Intel DH61WW motherboard
Intel Core i3-2100 3.10 GHz
4GB DDR3 RAM
nVidia GT 430 2GB

And I want to install a DVD-Writer, a webcam and a printer in future. How can I know the power supply needed when all of these components are performing at highest possible limit and how can I know how much power supply is installed in my PC now?

  1. tasiere allen
    September 17, 2012 at 5:02 pm

    I don't get it

  2. Anonymous
    January 30, 2012 at 9:52 am

    eXtreme Power Supply Calculator 
    http://extreme.outervision.com/psucalculator.jsp

    Journey Systems Power Supply Calculator
    http://www.journeysystems.com/support/calculator/

    Power Supplies: How Much Power Do You Need?
    http://www.pcpower.com/technology/power_usage/

    How Do I Test the Power Supply in My Computer?
    http://pcsupport.about.com/od/toolsofthetrade/f/powersupplytest.htm

  3. FIDELIS
    January 30, 2012 at 7:29 am

    Hello, like previous comment said, it should not affect power too much when you include the hardware you mention.  The webcam will only use the USB power, the printer should not matter and the DVD writer should not be much.  To find out how much power you will need after everything is included you could use a power supply calculator.  Here is the thermaltake power supply calculator.  I already chose some of the numbers you have based in your processor, cpu, graphics card, 1 harddrive and memory.  Also added the one extra USB device.  It says that your system would be using around 277 watts.  Visit the next link, and pick your component or edit the ones I used: 

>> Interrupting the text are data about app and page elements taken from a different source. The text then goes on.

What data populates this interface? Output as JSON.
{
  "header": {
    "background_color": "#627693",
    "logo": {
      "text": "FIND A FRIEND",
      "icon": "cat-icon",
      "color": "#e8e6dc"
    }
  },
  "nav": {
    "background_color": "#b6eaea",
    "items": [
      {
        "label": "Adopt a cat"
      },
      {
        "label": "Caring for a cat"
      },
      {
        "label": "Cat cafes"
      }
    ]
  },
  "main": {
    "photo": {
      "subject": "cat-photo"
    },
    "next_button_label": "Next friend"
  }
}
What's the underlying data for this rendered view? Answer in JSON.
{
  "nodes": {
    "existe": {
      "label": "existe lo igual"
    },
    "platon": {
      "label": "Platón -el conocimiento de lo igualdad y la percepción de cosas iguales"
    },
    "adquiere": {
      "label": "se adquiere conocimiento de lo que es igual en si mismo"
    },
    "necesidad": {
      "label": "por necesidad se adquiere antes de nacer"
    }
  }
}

    http://www.thermaltake.outervision.com/Power

    Here is another power supply calculator:
    http://educations.newegg.com/tool/psucalc/index.html

    To find out the wattage of your current power supply, you could open the tower and see the specs for it on the side.  You could also try checking the manufacturer's site for the specs for your model and brand.  Some times it tells you the wattage there.

  4. M.S. Smith
    January 30, 2012 at 1:02 am

    The bad news is that there's no way to know for sure how much power these components will require. Manufacturers of peripherals normally don't publish that information.

    The good news is that they don't publish that information because it doesn't really matter. All the components you mentioned are going to draw minimal power. And I'd be very surprised if the printer didn't have it own power adapter.

    So this isn't an issue you need be concerned about.